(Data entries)

━━━━

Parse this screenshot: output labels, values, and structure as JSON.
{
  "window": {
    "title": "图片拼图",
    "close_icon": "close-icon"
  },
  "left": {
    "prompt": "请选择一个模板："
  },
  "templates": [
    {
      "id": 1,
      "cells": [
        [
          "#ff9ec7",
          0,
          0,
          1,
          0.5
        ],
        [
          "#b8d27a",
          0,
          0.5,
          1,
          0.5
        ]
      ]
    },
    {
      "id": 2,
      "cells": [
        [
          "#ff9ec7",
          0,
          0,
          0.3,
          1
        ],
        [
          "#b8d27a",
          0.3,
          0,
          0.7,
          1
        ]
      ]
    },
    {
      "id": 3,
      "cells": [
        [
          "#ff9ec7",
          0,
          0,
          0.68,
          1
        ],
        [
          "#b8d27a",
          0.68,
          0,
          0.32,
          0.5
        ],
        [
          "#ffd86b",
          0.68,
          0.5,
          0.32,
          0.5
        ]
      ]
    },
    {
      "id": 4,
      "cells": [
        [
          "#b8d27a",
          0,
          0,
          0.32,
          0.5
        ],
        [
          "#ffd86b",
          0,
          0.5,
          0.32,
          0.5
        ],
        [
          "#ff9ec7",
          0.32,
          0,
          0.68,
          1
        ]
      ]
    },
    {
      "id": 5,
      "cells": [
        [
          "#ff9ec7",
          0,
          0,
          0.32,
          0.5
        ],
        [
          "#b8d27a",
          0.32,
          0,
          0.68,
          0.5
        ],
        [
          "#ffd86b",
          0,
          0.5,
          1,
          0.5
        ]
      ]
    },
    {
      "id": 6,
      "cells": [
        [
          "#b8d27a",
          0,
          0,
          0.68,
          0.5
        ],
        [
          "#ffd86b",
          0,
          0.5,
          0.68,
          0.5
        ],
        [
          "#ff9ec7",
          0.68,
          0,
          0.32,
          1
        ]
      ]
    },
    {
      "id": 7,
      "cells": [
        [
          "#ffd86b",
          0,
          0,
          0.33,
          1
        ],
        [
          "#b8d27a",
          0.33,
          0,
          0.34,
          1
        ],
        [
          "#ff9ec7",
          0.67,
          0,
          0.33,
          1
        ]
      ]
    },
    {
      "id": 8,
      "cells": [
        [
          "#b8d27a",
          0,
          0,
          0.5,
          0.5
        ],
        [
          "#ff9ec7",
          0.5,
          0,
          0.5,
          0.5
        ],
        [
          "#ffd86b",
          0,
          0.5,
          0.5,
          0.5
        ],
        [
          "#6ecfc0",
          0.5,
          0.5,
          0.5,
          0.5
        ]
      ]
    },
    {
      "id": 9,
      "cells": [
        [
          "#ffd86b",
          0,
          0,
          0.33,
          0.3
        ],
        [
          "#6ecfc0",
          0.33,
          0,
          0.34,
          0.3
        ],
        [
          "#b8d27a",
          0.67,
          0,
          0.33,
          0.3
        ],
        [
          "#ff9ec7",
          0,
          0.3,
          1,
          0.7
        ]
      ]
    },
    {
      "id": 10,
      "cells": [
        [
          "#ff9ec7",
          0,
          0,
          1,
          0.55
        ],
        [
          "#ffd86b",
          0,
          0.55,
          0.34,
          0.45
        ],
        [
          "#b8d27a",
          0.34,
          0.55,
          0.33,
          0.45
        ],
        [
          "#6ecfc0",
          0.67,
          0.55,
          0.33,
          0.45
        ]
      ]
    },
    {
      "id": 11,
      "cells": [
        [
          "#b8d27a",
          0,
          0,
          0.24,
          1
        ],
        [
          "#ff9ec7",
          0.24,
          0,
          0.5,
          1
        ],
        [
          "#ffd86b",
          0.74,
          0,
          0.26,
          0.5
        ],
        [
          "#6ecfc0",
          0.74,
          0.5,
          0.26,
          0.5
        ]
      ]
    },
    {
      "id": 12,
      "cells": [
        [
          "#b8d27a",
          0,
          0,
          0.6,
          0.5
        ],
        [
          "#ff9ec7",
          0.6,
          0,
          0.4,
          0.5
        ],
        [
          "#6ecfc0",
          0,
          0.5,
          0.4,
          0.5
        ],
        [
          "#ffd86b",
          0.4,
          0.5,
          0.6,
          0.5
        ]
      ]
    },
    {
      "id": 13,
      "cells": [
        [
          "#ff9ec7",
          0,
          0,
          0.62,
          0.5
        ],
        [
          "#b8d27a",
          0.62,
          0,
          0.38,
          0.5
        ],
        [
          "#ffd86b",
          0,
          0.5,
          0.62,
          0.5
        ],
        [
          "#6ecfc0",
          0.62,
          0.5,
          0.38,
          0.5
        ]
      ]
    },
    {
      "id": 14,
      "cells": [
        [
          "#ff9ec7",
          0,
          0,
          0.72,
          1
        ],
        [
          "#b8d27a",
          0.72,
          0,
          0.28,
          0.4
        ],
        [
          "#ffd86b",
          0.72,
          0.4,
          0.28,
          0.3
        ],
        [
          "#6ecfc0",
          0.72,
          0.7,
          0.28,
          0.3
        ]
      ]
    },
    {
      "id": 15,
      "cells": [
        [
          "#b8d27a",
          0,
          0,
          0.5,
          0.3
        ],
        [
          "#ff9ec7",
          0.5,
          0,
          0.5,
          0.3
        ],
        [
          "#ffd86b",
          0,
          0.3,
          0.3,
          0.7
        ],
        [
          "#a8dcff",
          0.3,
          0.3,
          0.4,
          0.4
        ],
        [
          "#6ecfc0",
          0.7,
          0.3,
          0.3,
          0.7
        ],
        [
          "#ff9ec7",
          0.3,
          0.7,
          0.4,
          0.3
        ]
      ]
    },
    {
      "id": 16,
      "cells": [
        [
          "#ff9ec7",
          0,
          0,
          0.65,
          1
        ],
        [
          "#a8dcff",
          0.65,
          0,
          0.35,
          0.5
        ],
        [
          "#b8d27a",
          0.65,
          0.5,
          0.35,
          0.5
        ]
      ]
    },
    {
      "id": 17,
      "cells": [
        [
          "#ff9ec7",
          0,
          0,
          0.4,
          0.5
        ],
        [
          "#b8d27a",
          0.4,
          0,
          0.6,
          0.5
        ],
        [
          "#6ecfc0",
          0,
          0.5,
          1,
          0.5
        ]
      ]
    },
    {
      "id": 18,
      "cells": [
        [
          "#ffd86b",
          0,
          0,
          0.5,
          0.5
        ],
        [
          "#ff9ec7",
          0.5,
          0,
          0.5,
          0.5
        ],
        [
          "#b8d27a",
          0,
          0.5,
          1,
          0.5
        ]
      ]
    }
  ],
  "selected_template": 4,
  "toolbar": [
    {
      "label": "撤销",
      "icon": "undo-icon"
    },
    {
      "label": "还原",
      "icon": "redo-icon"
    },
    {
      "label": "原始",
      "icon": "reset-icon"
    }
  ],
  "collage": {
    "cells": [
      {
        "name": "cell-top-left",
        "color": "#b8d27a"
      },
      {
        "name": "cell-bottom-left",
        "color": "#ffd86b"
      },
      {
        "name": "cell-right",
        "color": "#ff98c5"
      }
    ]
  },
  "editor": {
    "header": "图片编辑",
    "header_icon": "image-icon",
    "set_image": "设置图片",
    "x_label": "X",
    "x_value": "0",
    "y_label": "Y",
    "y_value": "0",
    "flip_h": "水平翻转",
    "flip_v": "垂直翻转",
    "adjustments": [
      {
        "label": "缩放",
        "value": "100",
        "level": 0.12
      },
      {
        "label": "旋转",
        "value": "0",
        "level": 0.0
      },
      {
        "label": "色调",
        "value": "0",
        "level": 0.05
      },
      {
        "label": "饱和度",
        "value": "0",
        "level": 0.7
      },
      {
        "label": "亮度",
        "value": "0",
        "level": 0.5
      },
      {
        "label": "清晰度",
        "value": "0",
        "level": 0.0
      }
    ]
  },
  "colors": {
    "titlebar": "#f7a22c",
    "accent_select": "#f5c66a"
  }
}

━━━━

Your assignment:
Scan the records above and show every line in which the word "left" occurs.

Answer to this exercise:
  "left": {
        "name": "cell-top-left",
        "name": "cell-bottom-left",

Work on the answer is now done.